NASA announced Jan. 25 that the spacecraft will fly by the small main-belt asteroid 1999 VD57 on Nov. 1. The project selected that asteroid after one scientist collaborating on the mission, Raphael Marschall of France’s Nice Observatory, compared the spacecraft’s trajectory to the orbits of 500,000 asteroids.
Lucy’s current trajectory will take the spacecraft as close at 64,000 kilometers to the asteroid. The spacecraft will perform a series of maneuvers starting in May to adjust its trajectory so that it will instead pass 450 kilometers from the asteroid.
Hal Levison, principal investigator for Lucy at the Southwest Research Institute, said at a Jan. 25 meeting of NASA’s Small Bodies Assessment Group that the mission team has given 1999 VD57 the provisional name of Dinkinesh. That is the Ethiopian name for the Lucy fossil after which the NASA mission is named. The name is pending formal approval by the International Astronomical Union.
Dinkinesh is a S-type asteroid, he said, with a diameter of no more than 800 meters and comparable in size to Bennu, the near Earth asteroid visited by NASA’s OSIRIS-REx mission. It would be the smallest main-belt asteroid that a spacecraft has flown by.
While the flyby will collect images and other data about the asteroid, that is not the primary reason for the close approach. “This is a risk mitigation exercise,” Levison said, focusing on the “terminal tracking system” the spacecraft will use to lock on to the asteroid as it approaches, maximizing the data its instruments collect.
That system has some heritage from past missions but has never been tested in space before. “We decided that it is beneficial to test it out as soon as we can,” he said.
The flyby of Dinkinesh is in addition to another main-belt asteroid, 52246 Donaldjohanson, that it will fly by in 2025. Lucy will then fly by several Trojan asteroids at Jupiter’s distance from the sun between 2027 and 2033.
The Dinkinesh flyby will also test how well it can point at a target given that one of its two large circular solar arrays has not latched into place. “We’re not exactly sure, given that the solar array is not latched, of the pointing stability characteristics of the spacecraft, so this will also help us determine that,” he said.
NASA announced Jan. 19 that it was suspending efforts to fully deploy that solar array after the most recent deployment attempt in December showed only “minimal levels” of progress. The array, the agency said, was nearly fully deployed and appeared to be stable, but did not rule out additional efforts to lock it into place late next year, when the spacecraft makes another Earth flyby.

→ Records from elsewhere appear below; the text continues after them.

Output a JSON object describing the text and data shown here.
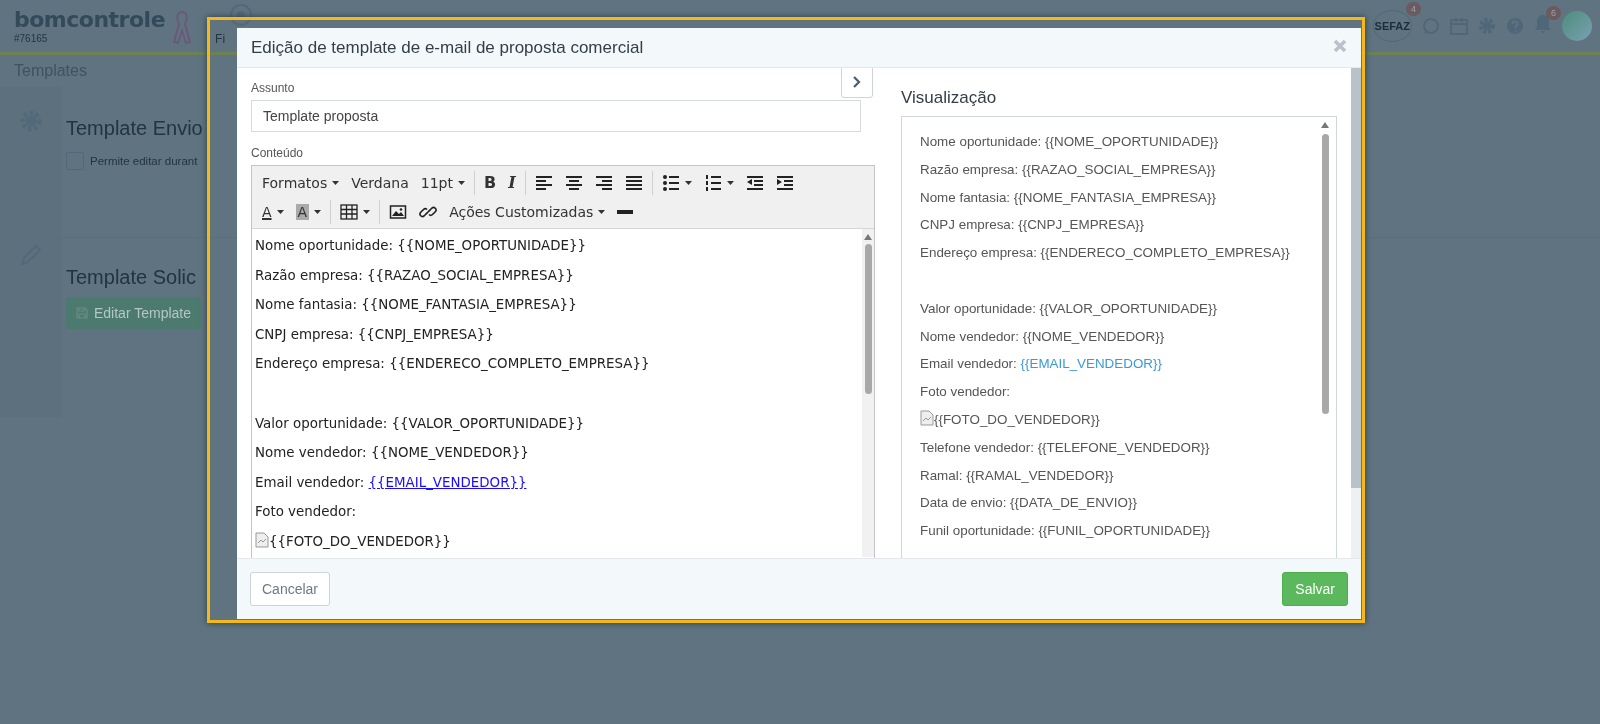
{
  "app": {
    "logo": "bomcontrole",
    "account_number": "#76165",
    "nav_partial_label": "Fi",
    "sefaz": {
      "label": "SEFAZ",
      "badge": "4"
    },
    "notifications_badge": "6"
  },
  "page": {
    "title": "Templates",
    "sections": [
      {
        "kind": "settings",
        "title": "Template Envio",
        "checkbox": {
          "label": "Permite editar durant",
          "checked": false
        }
      },
      {
        "kind": "edit",
        "title": "Template Solic",
        "button": "Editar Template"
      }
    ]
  },
  "modal": {
    "title": "Edição de template de e-mail de proposta comercial",
    "subject": {
      "label": "Assunto",
      "value": "Template proposta"
    },
    "content": {
      "label": "Conteúdo",
      "toolbar": [
        [
          {
            "kind": "menu",
            "label": "Formatos"
          },
          {
            "kind": "label",
            "label": "Verdana"
          },
          {
            "kind": "menu",
            "label": "11pt"
          },
          {
            "kind": "separator"
          },
          {
            "kind": "bold",
            "label": "B"
          },
          {
            "kind": "italic",
            "label": "I"
          },
          {
            "kind": "separator"
          },
          {
            "kind": "align-left",
            "dropdown": false
          },
          {
            "kind": "align-center",
            "dropdown": false
          },
          {
            "kind": "align-right",
            "dropdown": false
          },
          {
            "kind": "align-justify",
            "dropdown": false
          },
          {
            "kind": "separator"
          },
          {
            "kind": "bullet-list",
            "dropdown": true
          },
          {
            "kind": "number-list",
            "dropdown": true
          },
          {
            "kind": "outdent",
            "dropdown": false
          },
          {
            "kind": "indent",
            "dropdown": false
          }
        ],
        [
          {
            "kind": "forecolor",
            "label": "A"
          },
          {
            "kind": "backcolor",
            "label": "A"
          },
          {
            "kind": "separator"
          },
          {
            "kind": "table",
            "dropdown": true
          },
          {
            "kind": "separator"
          },
          {
            "kind": "image",
            "dropdown": false
          },
          {
            "kind": "link",
            "dropdown": false
          },
          {
            "kind": "menu",
            "label": "Ações Customizadas"
          },
          {
            "kind": "horizontal-rule",
            "dropdown": false
          }
        ]
      ],
      "lines": [
        {
          "kind": "text",
          "label": "Nome oportunidade:",
          "value": "{{NOME_OPORTUNIDADE}}"
        },
        {
          "kind": "text",
          "label": "Razão empresa:",
          "value": "{{RAZAO_SOCIAL_EMPRESA}}"
        },
        {
          "kind": "text",
          "label": "Nome fantasia:",
          "value": "{{NOME_FANTASIA_EMPRESA}}"
        },
        {
          "kind": "text",
          "label": "CNPJ empresa:",
          "value": "{{CNPJ_EMPRESA}}"
        },
        {
          "kind": "text",
          "label": "Endereço empresa:",
          "value": "{{ENDERECO_COMPLETO_EMPRESA}}"
        },
        {
          "kind": "blank"
        },
        {
          "kind": "text",
          "label": "Valor oportunidade:",
          "value": "{{VALOR_OPORTUNIDADE}}"
        },
        {
          "kind": "text",
          "label": "Nome vendedor:",
          "value": "{{NOME_VENDEDOR}}"
        },
        {
          "kind": "link",
          "label": "Email vendedor:",
          "value": "{{EMAIL_VENDEDOR}}"
        },
        {
          "kind": "text",
          "label": "Foto vendedor:"
        },
        {
          "kind": "image",
          "value": "{{FOTO_DO_VENDEDOR}}"
        }
      ]
    },
    "preview": {
      "title": "Visualização",
      "lines": [
        {
          "kind": "text",
          "label": "Nome oportunidade:",
          "value": "{{NOME_OPORTUNIDADE}}"
        },
        {
          "kind": "text",
          "label": "Razão empresa:",
          "value": "{{RAZAO_SOCIAL_EMPRESA}}"
        },
        {
          "kind": "text",
          "label": "Nome fantasia:",
          "value": "{{NOME_FANTASIA_EMPRESA}}"
        },
        {
          "kind": "text",
          "label": "CNPJ empresa:",
          "value": "{{CNPJ_EMPRESA}}"
        },
        {
          "kind": "text",
          "label": "Endereço empresa:",
          "value": "{{ENDERECO_COMPLETO_EMPRESA}}"
        },
        {
          "kind": "blank"
        },
        {
          "kind": "text",
          "label": "Valor oportunidade:",
          "value": "{{VALOR_OPORTUNIDADE}}"
        },
        {
          "kind": "text",
          "label": "Nome vendedor:",
          "value": "{{NOME_VENDEDOR}}"
        },
        {
          "kind": "link",
          "label": "Email vendedor:",
          "value": "{{EMAIL_VENDEDOR}}"
        },
        {
          "kind": "text",
          "label": "Foto vendedor:"
        },
        {
          "kind": "image",
          "value": "{{FOTO_DO_VENDEDOR}}"
        },
        {
          "kind": "text",
          "label": "Telefone vendedor:",
          "value": "{{TELEFONE_VENDEDOR}}"
        },
        {
          "kind": "text",
          "label": "Ramal:",
          "value": "{{RAMAL_VENDEDOR}}"
        },
        {
          "kind": "text",
          "label": "Data de envio:",
          "value": "{{DATA_DE_ENVIO}}"
        },
        {
          "kind": "text",
          "label": "Funil oportunidade:",
          "value": "{{FUNIL_OPORTUNIDADE}}"
        }
      ]
    },
    "buttons": {
      "cancel": "Cancelar",
      "save": "Salvar"
    }
  }
}
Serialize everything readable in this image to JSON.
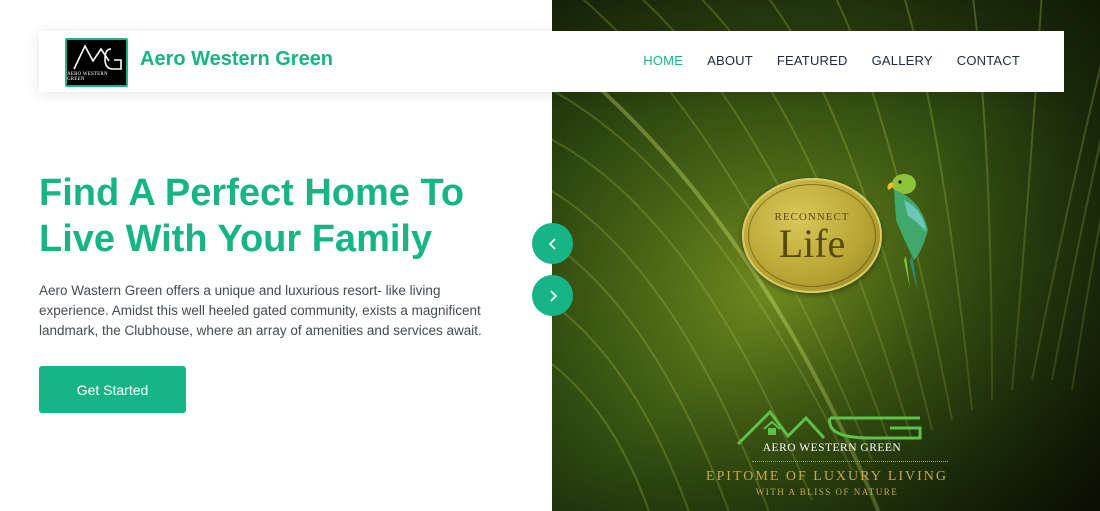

Levison said that, in the December attempt, there were signs that the array was tensioning, which he said was a positive sign. “It makes us really quite confident that it is safe to fly the mission as-is,” he said.